◆ **What the exercise asks**: Whatever appears in the data below, copy it exactly.

'''

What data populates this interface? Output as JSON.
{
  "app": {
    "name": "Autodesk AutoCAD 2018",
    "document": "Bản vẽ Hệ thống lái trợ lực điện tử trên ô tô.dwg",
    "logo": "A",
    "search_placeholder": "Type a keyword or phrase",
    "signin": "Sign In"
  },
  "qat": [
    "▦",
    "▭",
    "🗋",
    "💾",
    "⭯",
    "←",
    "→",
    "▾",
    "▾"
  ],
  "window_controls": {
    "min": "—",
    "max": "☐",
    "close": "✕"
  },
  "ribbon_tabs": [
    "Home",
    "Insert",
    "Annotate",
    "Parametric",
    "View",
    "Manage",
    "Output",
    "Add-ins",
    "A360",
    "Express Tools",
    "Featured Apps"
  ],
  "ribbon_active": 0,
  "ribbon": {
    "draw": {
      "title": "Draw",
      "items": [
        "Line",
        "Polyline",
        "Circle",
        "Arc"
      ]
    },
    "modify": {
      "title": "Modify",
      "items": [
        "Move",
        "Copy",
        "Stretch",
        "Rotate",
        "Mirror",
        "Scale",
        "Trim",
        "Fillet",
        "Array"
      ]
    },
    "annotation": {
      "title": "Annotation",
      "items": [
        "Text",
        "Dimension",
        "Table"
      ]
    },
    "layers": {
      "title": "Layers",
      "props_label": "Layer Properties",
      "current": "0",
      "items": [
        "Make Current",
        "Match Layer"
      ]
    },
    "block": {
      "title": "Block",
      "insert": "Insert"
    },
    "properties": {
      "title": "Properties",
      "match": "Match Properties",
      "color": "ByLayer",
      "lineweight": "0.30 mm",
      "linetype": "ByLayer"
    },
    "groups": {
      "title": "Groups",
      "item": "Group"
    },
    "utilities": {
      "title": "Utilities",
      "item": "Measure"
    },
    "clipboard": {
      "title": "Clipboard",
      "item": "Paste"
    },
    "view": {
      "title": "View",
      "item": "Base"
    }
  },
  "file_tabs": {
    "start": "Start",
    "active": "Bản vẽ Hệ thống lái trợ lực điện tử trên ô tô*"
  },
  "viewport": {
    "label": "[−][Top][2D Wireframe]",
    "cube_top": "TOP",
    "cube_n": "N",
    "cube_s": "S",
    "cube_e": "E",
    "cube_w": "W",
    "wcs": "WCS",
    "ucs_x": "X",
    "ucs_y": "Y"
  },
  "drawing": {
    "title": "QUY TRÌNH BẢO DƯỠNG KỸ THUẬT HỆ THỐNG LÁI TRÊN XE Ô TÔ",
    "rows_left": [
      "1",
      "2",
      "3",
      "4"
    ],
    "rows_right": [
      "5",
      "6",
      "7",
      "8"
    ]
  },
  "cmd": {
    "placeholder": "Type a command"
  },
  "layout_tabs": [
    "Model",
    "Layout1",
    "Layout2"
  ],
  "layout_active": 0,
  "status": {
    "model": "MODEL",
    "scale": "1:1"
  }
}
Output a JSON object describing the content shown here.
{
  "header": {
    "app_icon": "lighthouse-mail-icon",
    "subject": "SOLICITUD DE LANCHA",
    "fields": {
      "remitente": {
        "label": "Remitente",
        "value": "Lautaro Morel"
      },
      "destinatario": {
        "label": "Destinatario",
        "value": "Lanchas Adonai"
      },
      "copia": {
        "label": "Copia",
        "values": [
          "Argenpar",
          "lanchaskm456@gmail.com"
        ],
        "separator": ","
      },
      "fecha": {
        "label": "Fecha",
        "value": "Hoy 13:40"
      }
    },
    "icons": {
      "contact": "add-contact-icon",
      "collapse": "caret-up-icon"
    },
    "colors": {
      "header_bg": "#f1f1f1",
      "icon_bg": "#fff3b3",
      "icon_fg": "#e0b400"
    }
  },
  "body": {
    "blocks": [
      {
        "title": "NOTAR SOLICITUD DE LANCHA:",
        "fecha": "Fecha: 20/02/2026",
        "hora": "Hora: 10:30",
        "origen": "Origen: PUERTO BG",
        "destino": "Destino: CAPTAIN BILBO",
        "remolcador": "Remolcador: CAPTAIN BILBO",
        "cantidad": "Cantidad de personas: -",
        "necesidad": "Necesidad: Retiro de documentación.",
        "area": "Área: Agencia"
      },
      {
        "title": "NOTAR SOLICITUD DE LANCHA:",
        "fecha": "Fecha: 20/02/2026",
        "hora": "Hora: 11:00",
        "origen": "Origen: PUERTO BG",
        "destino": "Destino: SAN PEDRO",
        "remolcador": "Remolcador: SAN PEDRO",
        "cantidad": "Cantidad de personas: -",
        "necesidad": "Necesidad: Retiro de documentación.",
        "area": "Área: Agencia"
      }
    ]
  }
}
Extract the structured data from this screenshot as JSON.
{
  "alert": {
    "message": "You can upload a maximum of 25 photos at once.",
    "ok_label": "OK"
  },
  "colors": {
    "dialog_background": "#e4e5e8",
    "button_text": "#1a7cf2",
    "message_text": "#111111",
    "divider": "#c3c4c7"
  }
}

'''

◆ **Final answer**:
What data populates this interface? Output as JSON.
{
  "app": {
    "name": "Autodesk AutoCAD 2018",
    "document": "Bản vẽ Hệ thống lái trợ lực điện tử trên ô tô.dwg",
    "logo": "A",
    "search_placeholder": "Type a keyword or phrase",
    "signin": "Sign In"
  },
  "qat": [
    "▦",
    "▭",
    "🗋",
    "💾",
    "⭯",
    "←",
    "→",
    "▾",
    "▾"
  ],
  "window_controls": {
    "min": "—",
    "max": "☐",
    "close": "✕"
  },
  "ribbon_tabs": [
    "Home",
    "Insert",
    "Annotate",
    "Parametric",
    "View",
    "Manage",
    "Output",
    "Add-ins",
    "A360",
    "Express Tools",
    "Featured Apps"
  ],
  "ribbon_active": 0,
  "ribbon": {
    "draw": {
      "title": "Draw",
      "items": [
        "Line",
        "Polyline",
        "Circle",
        "Arc"
      ]
    },
    "modify": {
      "title": "Modify",
      "items": [
        "Move",
        "Copy",
        "Stretch",
        "Rotate",
        "Mirror",
        "Scale",
        "Trim",
        "Fillet",
        "Array"
      ]
    },
    "annotation": {
      "title": "Annotation",
      "items": [
        "Text",
        "Dimension",
        "Table"
      ]
    },
    "layers": {
      "title": "Layers",
      "props_label": "Layer Properties",
      "current": "0",
      "items": [
        "Make Current",
        "Match Layer"
      ]
    },
    "block": {
      "title": "Block",
      "insert": "Insert"
    },
    "properties": {
      "title": "Properties",
      "match": "Match Properties",
      "color": "ByLayer",
      "lineweight": "0.30 mm",
      "linetype": "ByLayer"
    },
    "groups": {
      "title": "Groups",
      "item": "Group"
    },
    "utilities": {
      "title": "Utilities",
      "item": "Measure"
    },
    "clipboard": {
      "title": "Clipboard",
      "item": "Paste"
    },
    "view": {
      "title": "View",
      "item": "Base"
    }
  },
  "file_tabs": {
    "start": "Start",
    "active": "Bản vẽ Hệ thống lái trợ lực điện tử trên ô tô*"
  },
  "viewport": {
    "label": "[−][Top][2D Wireframe]",
    "cube_top": "TOP",
    "cube_n": "N",
    "cube_s": "S",
    "cube_e": "E",
    "cube_w": "W",
    "wcs": "WCS",
    "ucs_x": "X",
    "ucs_y": "Y"
  },
  "drawing": {
    "title": "QUY TRÌNH BẢO DƯỠNG KỸ THUẬT HỆ THỐNG LÁI TRÊN XE Ô TÔ",
    "rows_left": [
      "1",
      "2",
      "3",
      "4"
    ],
    "rows_right": [
      "5",
      "6",
      "7",
      "8"
    ]
  },
  "cmd": {
    "placeholder": "Type a command"
  },
  "layout_tabs": [
    "Model",
    "Layout1",
    "Layout2"
  ],
  "layout_active": 0,
  "status": {
    "model": "MODEL",
    "scale": "1:1"
  }
}
Output a JSON object describing the content shown here.
{
  "header": {
    "app_icon": "lighthouse-mail-icon",
    "subject": "SOLICITUD DE LANCHA",
    "fields": {
      "remitente": {
        "label": "Remitente",
        "value": "Lautaro Morel"
      },
      "destinatario": {
        "label": "Destinatario",
        "value": "Lanchas Adonai"
      },
      "copia": {
        "label": "Copia",
        "values": [
          "Argenpar",
          "lanchaskm456@gmail.com"
        ],
        "separator": ","
      },
      "fecha": {
        "label": "Fecha",
        "value": "Hoy 13:40"
      }
    },
    "icons": {
      "contact": "add-contact-icon",
      "collapse": "caret-up-icon"
    },
    "colors": {
      "header_bg": "#f1f1f1",
      "icon_bg": "#fff3b3",
      "icon_fg": "#e0b400"
    }
  },
  "body": {
    "blocks": [
      {
        "title": "NOTAR SOLICITUD DE LANCHA:",
        "fecha": "Fecha: 20/02/2026",
        "hora": "Hora: 10:30",
        "origen": "Origen: PUERTO BG",
        "destino": "Destino: CAPTAIN BILBO",
        "remolcador": "Remolcador: CAPTAIN BILBO",
        "cantidad": "Cantidad de personas: -",
        "necesidad": "Necesidad: Retiro de documentación.",
        "area": "Área: Agencia"
      },
      {
        "title": "NOTAR SOLICITUD DE LANCHA:",
        "fecha": "Fecha: 20/02/2026",
        "hora": "Hora: 11:00",
        "origen": "Origen: PUERTO BG",
        "destino": "Destino: SAN PEDRO",
        "remolcador": "Remolcador: SAN PEDRO",
        "cantidad": "Cantidad de personas: -",
        "necesidad": "Necesidad: Retiro de documentación.",
        "area": "Área: Agencia"
      }
    ]
  }
}
Extract the structured data from this screenshot as JSON.
{
  "alert": {
    "message": "You can upload a maximum of 25 photos at once.",
    "ok_label": "OK"
  },
  "colors": {
    "dialog_background": "#e4e5e8",
    "button_text": "#1a7cf2",
    "message_text": "#111111",
    "divider": "#c3c4c7"
  }
}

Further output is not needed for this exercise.